3. Aggressively pursue transportation revenue sources to pay for the safety projects needed to make streets across the entire city safe for all users. We need to invest soon and significantly to ensure San Francisco can provide the dependable public transportation and quality walking and bicycle infrastructure our growing city demands – and Vision Zero requires. We need your leadership to support solutions, from ballot measures to congestion pricing.

4. Keep the Better Market Street project on track. Half a million people walk on Market Street every day, but it’s also one of our most dangerous streets. The Better Market Street project is scheduled to break ground next year; let’s keep that goal and not let it slip. Your leadership can transform Market Street into the grand boulevard it should be for people walking, biking, and taking public transportation – and the crown jewel of the city.

5. Work with emerging mobility companies so that new technologies contribute – rather than set us back – in reaching to San Francisco’s critically important policies of Transit-First and Vision Zero. A safe, healthy, and equitable San Francisco is one where getting around without a car is the convenient, affordable, and preferred choice. This must be at forefront when approaching emerging mobility, as well as harnessing the travel data that’s now available to the City.
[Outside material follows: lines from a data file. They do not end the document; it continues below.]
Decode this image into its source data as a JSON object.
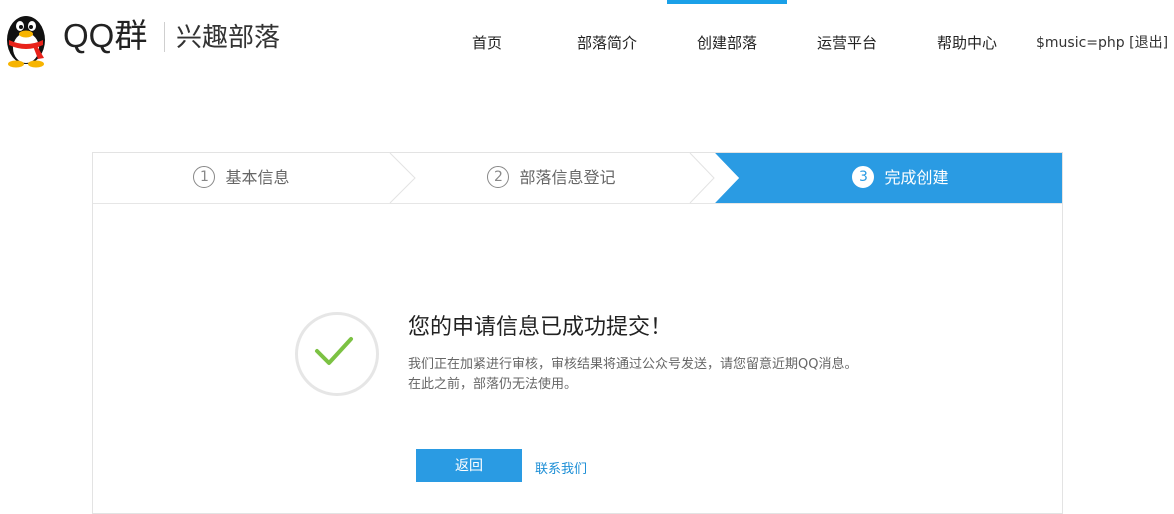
{
  "header": {
    "brand_name": "QQ群",
    "brand_sub": "兴趣部落",
    "nav": [
      {
        "label": "首页"
      },
      {
        "label": "部落简介"
      },
      {
        "label": "创建部落",
        "active": true
      },
      {
        "label": "运营平台"
      },
      {
        "label": "帮助中心"
      }
    ],
    "user": {
      "name": "$music=php",
      "logout_label": "[退出]"
    }
  },
  "steps": [
    {
      "number": "1",
      "label": "基本信息"
    },
    {
      "number": "2",
      "label": "部落信息登记"
    },
    {
      "number": "3",
      "label": "完成创建",
      "active": true
    }
  ],
  "result": {
    "title": "您的申请信息已成功提交！",
    "desc_line1": "我们正在加紧进行审核，审核结果将通过公众号发送，请您留意近期QQ消息。",
    "desc_line2": "在此之前，部落仍无法使用。",
    "back_button": "返回",
    "contact_link": "联系我们"
  },
  "colors": {
    "accent": "#2a9be3",
    "nav_active_bar": "#1aa0e8",
    "success_check": "#7cc243",
    "link": "#1c8ed6"
  },
  "icons": {
    "logo": "qq-penguin-icon",
    "success": "checkmark-icon"
  }
}
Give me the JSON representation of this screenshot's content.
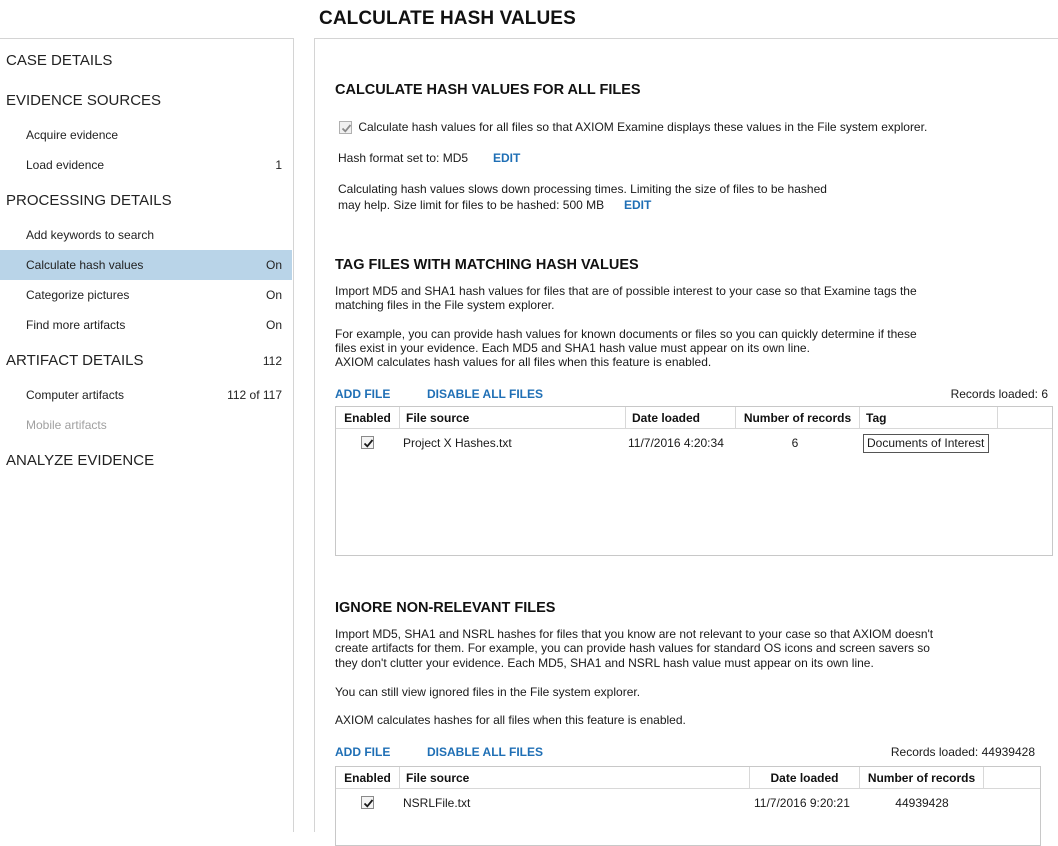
{
  "page": {
    "title": "CALCULATE HASH VALUES"
  },
  "sidebar": {
    "case_details": "CASE DETAILS",
    "evidence_sources": "EVIDENCE SOURCES",
    "acquire_evidence": "Acquire evidence",
    "load_evidence": "Load evidence",
    "load_evidence_count": "1",
    "processing_details": "PROCESSING DETAILS",
    "add_keywords": "Add keywords to search",
    "calculate_hash": "Calculate hash values",
    "calculate_hash_status": "On",
    "categorize_pictures": "Categorize pictures",
    "categorize_pictures_status": "On",
    "find_more_artifacts": "Find more artifacts",
    "find_more_artifacts_status": "On",
    "artifact_details": "ARTIFACT DETAILS",
    "artifact_details_count": "112",
    "computer_artifacts": "Computer artifacts",
    "computer_artifacts_count": "112 of 117",
    "mobile_artifacts": "Mobile artifacts",
    "analyze_evidence": "ANALYZE EVIDENCE"
  },
  "calc": {
    "heading": "CALCULATE HASH VALUES FOR ALL FILES",
    "checkbox_label": "Calculate hash values for all files so that AXIOM Examine displays these values in the File system explorer.",
    "checked": true,
    "format_text": "Hash format set to: MD5",
    "edit_label": "EDIT",
    "limit_line1": "Calculating hash values slows down processing times. Limiting the size of files to be hashed",
    "limit_line2": "may help. Size limit for files to be hashed: 500 MB",
    "limit_edit_label": "EDIT"
  },
  "tag": {
    "heading": "TAG FILES WITH MATCHING HASH VALUES",
    "desc_line1": "Import MD5 and SHA1 hash values for files that are of possible interest to your case so that Examine tags the",
    "desc_line2": "matching files in the File system explorer.",
    "example_line1": "For example, you can provide hash values for known documents or files so you can quickly determine if these",
    "example_line2": "files exist in your evidence. Each MD5 and SHA1 hash value must appear on its own line.",
    "example_line3": "AXIOM calculates hash values for all files when this feature is enabled.",
    "add_file": "ADD FILE",
    "disable_all": "DISABLE ALL FILES",
    "records_loaded": "Records loaded: 6",
    "columns": [
      "Enabled",
      "File source",
      "Date loaded",
      "Number of records",
      "Tag"
    ],
    "rows": [
      {
        "enabled": true,
        "file_source": "Project X Hashes.txt",
        "date_loaded": "11/7/2016 4:20:34",
        "records": "6",
        "tag": "Documents of Interest"
      }
    ]
  },
  "ignore": {
    "heading": "IGNORE NON-RELEVANT FILES",
    "desc_line1": "Import MD5, SHA1 and NSRL hashes for files that you know are not relevant to your case so that AXIOM doesn't",
    "desc_line2": "create artifacts for them. For example, you can provide hash values for standard OS icons and screen savers so",
    "desc_line3": "they don't clutter your evidence. Each MD5, SHA1 and NSRL hash value must appear on its own line.",
    "view_note": "You can still view ignored files in the File system explorer.",
    "calc_note": "AXIOM calculates hashes for all files when this feature is enabled.",
    "add_file": "ADD FILE",
    "disable_all": "DISABLE ALL FILES",
    "records_loaded": "Records loaded: 44939428",
    "columns": [
      "Enabled",
      "File source",
      "Date loaded",
      "Number of records"
    ],
    "rows": [
      {
        "enabled": true,
        "file_source": "NSRLFile.txt",
        "date_loaded": "11/7/2016 9:20:21",
        "records": "44939428"
      }
    ]
  },
  "colors": {
    "accent_link": "#1f6fb5",
    "selected_bg": "#b9d4e8"
  }
}
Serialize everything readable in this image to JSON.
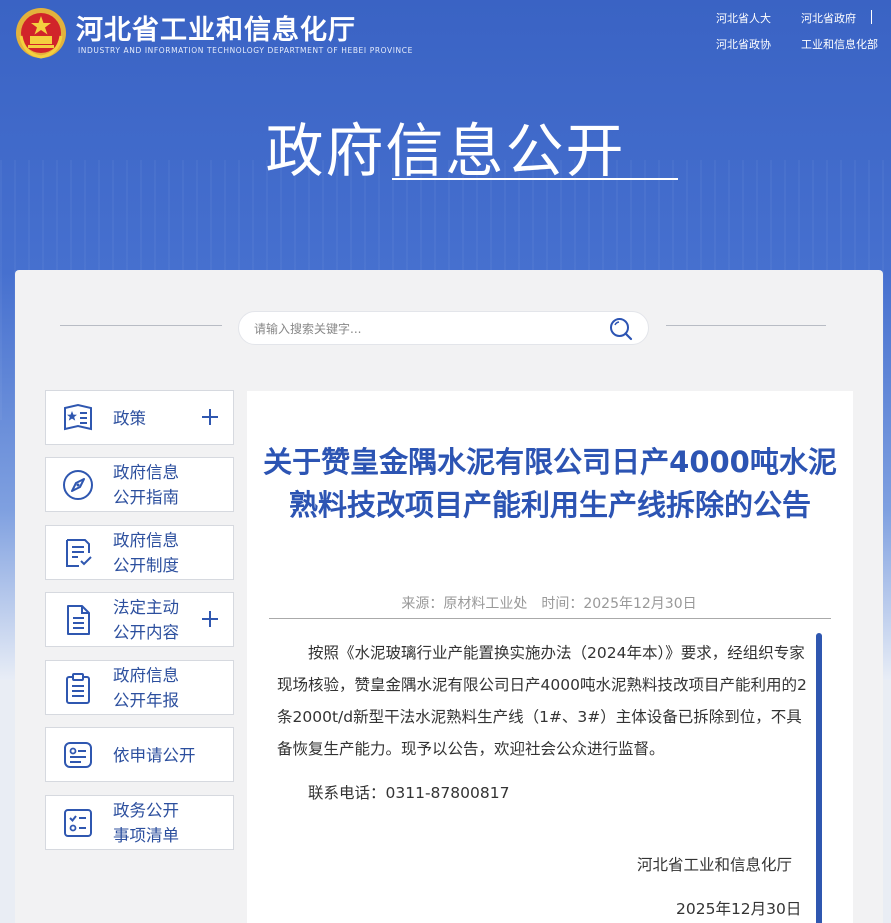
{
  "header": {
    "site_title": "河北省工业和信息化厅",
    "site_subtitle": "INDUSTRY AND INFORMATION TECHNOLOGY DEPARTMENT OF HEBEI PROVINCE",
    "links": [
      "河北省人大",
      "河北省政府",
      "河北省政协",
      "工业和信息化部"
    ]
  },
  "banner": {
    "title": "政府信息公开"
  },
  "search": {
    "placeholder": "请输入搜索关键字..."
  },
  "sidebar": {
    "items": [
      {
        "line1": "政策",
        "line2": "",
        "icon": "star-list-icon",
        "expandable": true
      },
      {
        "line1": "政府信息",
        "line2": "公开指南",
        "icon": "compass-icon",
        "expandable": false
      },
      {
        "line1": "政府信息",
        "line2": "公开制度",
        "icon": "document-check-icon",
        "expandable": false
      },
      {
        "line1": "法定主动",
        "line2": "公开内容",
        "icon": "document-lines-icon",
        "expandable": true
      },
      {
        "line1": "政府信息",
        "line2": "公开年报",
        "icon": "clipboard-icon",
        "expandable": false
      },
      {
        "line1": "依申请公开",
        "line2": "",
        "icon": "form-card-icon",
        "expandable": false
      },
      {
        "line1": "政务公开",
        "line2": "事项清单",
        "icon": "checklist-icon",
        "expandable": false
      }
    ]
  },
  "article": {
    "title": "关于赞皇金隅水泥有限公司日产4000吨水泥熟料技改项目产能利用生产线拆除的公告",
    "meta": "来源：原材料工业处　时间：2025年12月30日",
    "paragraph": "按照《水泥玻璃行业产能置换实施办法（2024年本）》要求，经组织专家现场核验，赞皇金隅水泥有限公司日产4000吨水泥熟料技改项目产能利用的2条2000t/d新型干法水泥熟料生产线（1#、3#）主体设备已拆除到位，不具备恢复生产能力。现予以公告，欢迎社会公众进行监督。",
    "contact": "联系电话：0311-87800817",
    "signature": "河北省工业和信息化厅",
    "date": "2025年12月30日"
  },
  "colors": {
    "brand_blue": "#3a63c4",
    "title_blue": "#2c54b3",
    "nav_text": "#2c4f9e"
  }
}
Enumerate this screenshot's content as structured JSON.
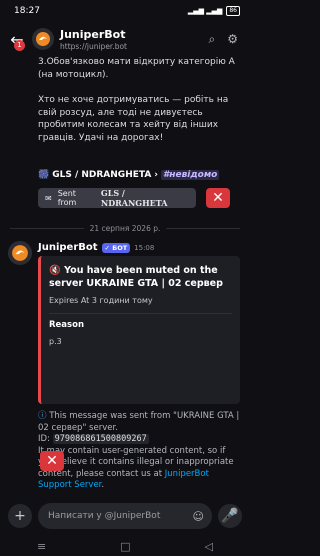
{
  "status": {
    "time": "18:27",
    "icons": "▮ ◂ ⊞ ✉",
    "signal": "▂▄▆ ▂▄▆",
    "battery": "86"
  },
  "header": {
    "name": "JuniperBot",
    "url": "https://juniper.bot",
    "badge": "1"
  },
  "messages": {
    "text1": "3.Обов'язково мати відкриту категорію А (на мотоцикл).",
    "text2": "Хто не хоче дотримуватись — робіть на свій розсуд, але тоді не дивуєтесь пробитим колесам та хейту від інших гравців. Удачі на дорогах!",
    "tag_main": "GLS / NDRANGHETA",
    "tag_hash": "#невідомо",
    "sent_from_prefix": "Sent from",
    "sent_from_name": "GLS / NDRANGHETA",
    "date_divider": "21 серпня 2026 р.",
    "author": "JuniperBot",
    "bot_badge": "✓ БОТ",
    "time": "15:08",
    "embed_title": "You have been muted on the server UKRAINE GTA | 02 сервер",
    "expires": "Expires At 3 години тому",
    "reason_label": "Reason",
    "reason_value": "p.3",
    "info_line1": "This message was sent from \"UKRAINE GTA | 02 сервер\" server.",
    "id_label": "ID:",
    "id_value": "979086861500809267",
    "info_line2": "It may contain user-generated content, so if you believe it contains illegal or inappropriate content, please contact us at",
    "info_link": "JuniperBot Support Server",
    "info_end": "."
  },
  "composer": {
    "placeholder": "Написати у @JuniperBot"
  },
  "colors": {
    "danger": "#da373c",
    "accent": "#5865f2",
    "link": "#00a8fc"
  },
  "icons": [
    "back-arrow-icon",
    "avatar-logo",
    "search-icon",
    "gear-icon",
    "speaker-muted-icon",
    "info-icon",
    "close-icon",
    "plus-icon",
    "gift-icon",
    "mic-icon"
  ]
}
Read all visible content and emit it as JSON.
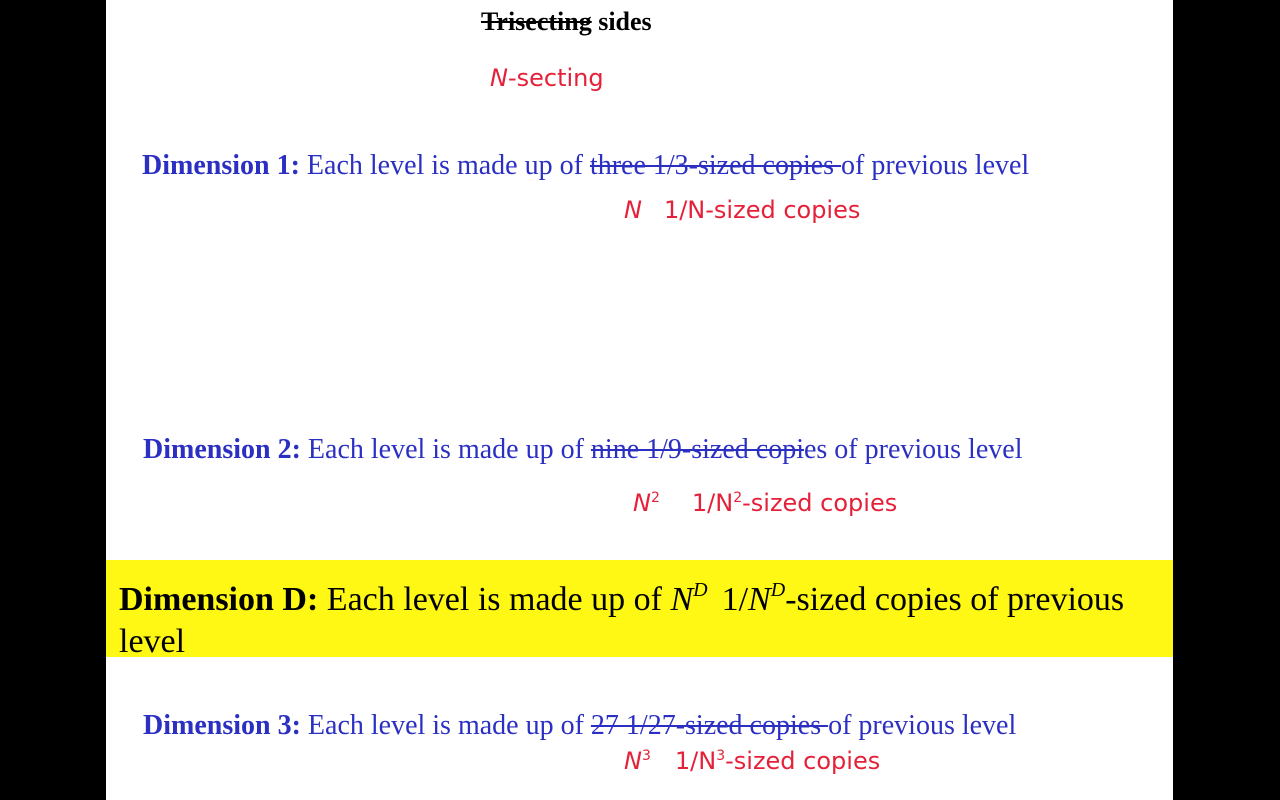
{
  "title": {
    "struck": "Trisecting",
    "rest": " sides"
  },
  "annotation_nsecting": {
    "n": "N",
    "rest": "-secting"
  },
  "dim1": {
    "label": "Dimension 1:",
    "lead": " Each level is made up of ",
    "struck": "three 1/3-sized copies ",
    "tail": "of previous level",
    "replacement_count": "N",
    "replacement_rest": "1/N-sized copies"
  },
  "dim2": {
    "label": "Dimension 2:",
    "lead": " Each level is made up of ",
    "struck": "nine 1/9-sized copi",
    "tail": "es of previous level",
    "replacement_count_base": "N",
    "replacement_count_exp": "2",
    "replacement_rest_a": "1/N",
    "replacement_rest_exp": "2",
    "replacement_rest_b": "-sized copies"
  },
  "dimD": {
    "label": "Dimension D:",
    "lead": " Each level is made up of ",
    "count_base": "N",
    "count_exp": "D",
    "frac_a": "1/",
    "frac_base": "N",
    "frac_exp": "D",
    "tail": "-sized copies of previous level",
    "highlight_color": "#fff714"
  },
  "dim3": {
    "label": "Dimension 3:",
    "lead": " Each level is made up of ",
    "struck": "27 1/27-sized copies ",
    "tail": "of previous level",
    "replacement_count_base": "N",
    "replacement_count_exp": "3",
    "replacement_rest_a": "1/N",
    "replacement_rest_exp": "3",
    "replacement_rest_b": "-sized copies"
  },
  "colors": {
    "text_blue": "#2b2fc2",
    "annotation_red": "#e5213a",
    "background": "#000000",
    "slide": "#ffffff"
  }
}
Mayor Breed, you can change the course of San Francisco’s future and save countless lives by being the mayor who gets our city to Vision Zero. And your leadership can go beyond Vision Zero, too.

Here’s some inspiration: London just announced its plan to become the most walkable city in the world. The City of London’s streets will be designed, built, and managed to prioritize people walking, with the goal of an extra 1 million trips on foot per day. Why? Because with London’s rapidly growing population, “it’s vital that action is taken to avoid growing congestion, overcrowding, pollution, and ill health.” The same is true for San Francisco.

Just imagine how vibrant, connected, and equitable our communities would be if we decided to make San Francisco the most walkable city in the United States.

It’s possible. Let’s think big together. Let’s bring some of the boldest successes from around the world to San Francisco to reach Vision Zero and beyond: congestion pricing, reduced citywide speed limits, automated speed enforcement, and pedestrian-only streets.

We’re eager to work with you, and believe you can be the visionary leader our city needs at this exact moment.


Jodie Medeiros
Executive Director
Walk San Francisco